This will make KCL the first UK university to have a uniform
Leaked images reveal plans from Shitij Kapur, president of King’s College London, to introduce a mandatory uniform to be worn by all students from the beginning of the 2023/24 academic year.
KCL will be the first university in the UK to implement this change with Kapur hoping it will cause many more to follow suit.
According to a university insider, this innovative change is to be introduced with the intention of distinguishing KCL students from other students at university in London. This comes after various complaints were made directly to the university regarding its students, though it came to light that these complaints were made about UCL students who were mistaken to be a part of King’s.
Photos of the uniform were obtained exclusively by The King’s Tab from a source code in the university website.
The photos reveal a drafted design for the King’s College uniform, including a signature KCL red blazer with the iconic “K” logo embroidered on the left chest. A pair of grey trousers, and a checkered tie to complete the uniform.
It will come as no surprise to King’s students that UCL has already decided to copy King’s decision and has begun designing its own uniform, as an anonymous source from UCL tells The King’s Tab.
The KCL insider told The King’s Tab: “Ever since Kapur became president in 2021, he’s been focused on introducing some kind of uniform. It’s been a plan for years.” They added, “The president thought that a uniform was the best way to allow students to embrace their identity of being a King’s student.”
April Sunderland, a first year maths student at KCL told The King’s Tab: “I don’t understand why they want to put us into the ugliest clothes possible. I thought university was all about expression and discovery and things like that. When I’m on campus it feels like I’m in the middle of a fashion show, and now they want to put us in hideous uniforms like we’re in secondary school again. Disgraceful.”
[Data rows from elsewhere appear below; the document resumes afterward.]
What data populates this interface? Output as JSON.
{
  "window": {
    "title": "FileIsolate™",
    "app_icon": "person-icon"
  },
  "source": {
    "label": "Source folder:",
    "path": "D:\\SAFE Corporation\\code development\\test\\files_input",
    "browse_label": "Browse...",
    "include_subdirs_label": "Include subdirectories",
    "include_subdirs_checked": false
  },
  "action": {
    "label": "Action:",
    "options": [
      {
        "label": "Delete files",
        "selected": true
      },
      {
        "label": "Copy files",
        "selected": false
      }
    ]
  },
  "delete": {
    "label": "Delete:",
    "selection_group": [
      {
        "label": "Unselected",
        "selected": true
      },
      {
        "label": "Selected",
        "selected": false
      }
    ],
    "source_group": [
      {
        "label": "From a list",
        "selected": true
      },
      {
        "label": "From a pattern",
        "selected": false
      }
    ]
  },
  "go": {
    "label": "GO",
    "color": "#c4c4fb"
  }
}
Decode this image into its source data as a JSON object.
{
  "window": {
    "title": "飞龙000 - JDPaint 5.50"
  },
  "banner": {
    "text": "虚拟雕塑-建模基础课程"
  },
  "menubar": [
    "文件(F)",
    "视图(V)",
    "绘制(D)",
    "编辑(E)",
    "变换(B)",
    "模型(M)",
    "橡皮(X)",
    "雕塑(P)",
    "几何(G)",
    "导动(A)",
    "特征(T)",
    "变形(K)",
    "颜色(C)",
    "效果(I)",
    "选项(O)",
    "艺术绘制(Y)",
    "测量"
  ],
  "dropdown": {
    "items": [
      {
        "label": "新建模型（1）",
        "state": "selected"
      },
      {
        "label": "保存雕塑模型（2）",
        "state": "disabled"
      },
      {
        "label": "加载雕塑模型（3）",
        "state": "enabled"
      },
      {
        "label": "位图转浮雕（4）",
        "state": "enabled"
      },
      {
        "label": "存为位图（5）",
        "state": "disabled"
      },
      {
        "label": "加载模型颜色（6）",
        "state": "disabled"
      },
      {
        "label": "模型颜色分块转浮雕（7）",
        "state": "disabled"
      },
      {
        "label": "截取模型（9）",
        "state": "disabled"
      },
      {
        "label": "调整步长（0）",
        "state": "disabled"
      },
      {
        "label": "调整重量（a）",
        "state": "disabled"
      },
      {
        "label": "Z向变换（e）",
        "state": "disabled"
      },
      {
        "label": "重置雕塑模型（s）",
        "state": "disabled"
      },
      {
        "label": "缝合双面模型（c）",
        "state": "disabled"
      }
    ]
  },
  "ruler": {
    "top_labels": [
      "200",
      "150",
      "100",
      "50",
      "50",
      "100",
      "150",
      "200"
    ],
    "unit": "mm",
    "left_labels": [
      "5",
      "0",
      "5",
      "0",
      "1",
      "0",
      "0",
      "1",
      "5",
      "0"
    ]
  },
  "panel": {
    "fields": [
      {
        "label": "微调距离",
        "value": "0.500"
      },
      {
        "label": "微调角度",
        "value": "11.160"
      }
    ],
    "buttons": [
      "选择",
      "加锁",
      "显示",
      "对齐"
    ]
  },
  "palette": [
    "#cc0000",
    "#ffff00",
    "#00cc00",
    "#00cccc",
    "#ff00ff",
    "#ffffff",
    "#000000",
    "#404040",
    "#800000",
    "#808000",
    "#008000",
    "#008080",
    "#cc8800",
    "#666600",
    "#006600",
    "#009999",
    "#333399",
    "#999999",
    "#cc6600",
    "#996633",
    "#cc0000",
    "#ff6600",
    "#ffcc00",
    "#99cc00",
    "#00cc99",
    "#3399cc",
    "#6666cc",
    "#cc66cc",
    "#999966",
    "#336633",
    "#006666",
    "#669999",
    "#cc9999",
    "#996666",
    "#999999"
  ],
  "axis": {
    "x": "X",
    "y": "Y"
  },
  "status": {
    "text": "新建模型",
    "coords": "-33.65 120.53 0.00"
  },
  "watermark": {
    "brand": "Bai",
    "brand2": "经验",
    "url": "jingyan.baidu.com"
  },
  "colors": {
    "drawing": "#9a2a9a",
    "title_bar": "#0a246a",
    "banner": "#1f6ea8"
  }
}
The idea wasn’t met entirely negatively though as third year war studies student, John Doherty, defended the idea saying: “uniform would make everyone feel included. And wouldn’t it also mean we get a non-uniform day?”
If you read this far, check the date. Happy April Fools Day!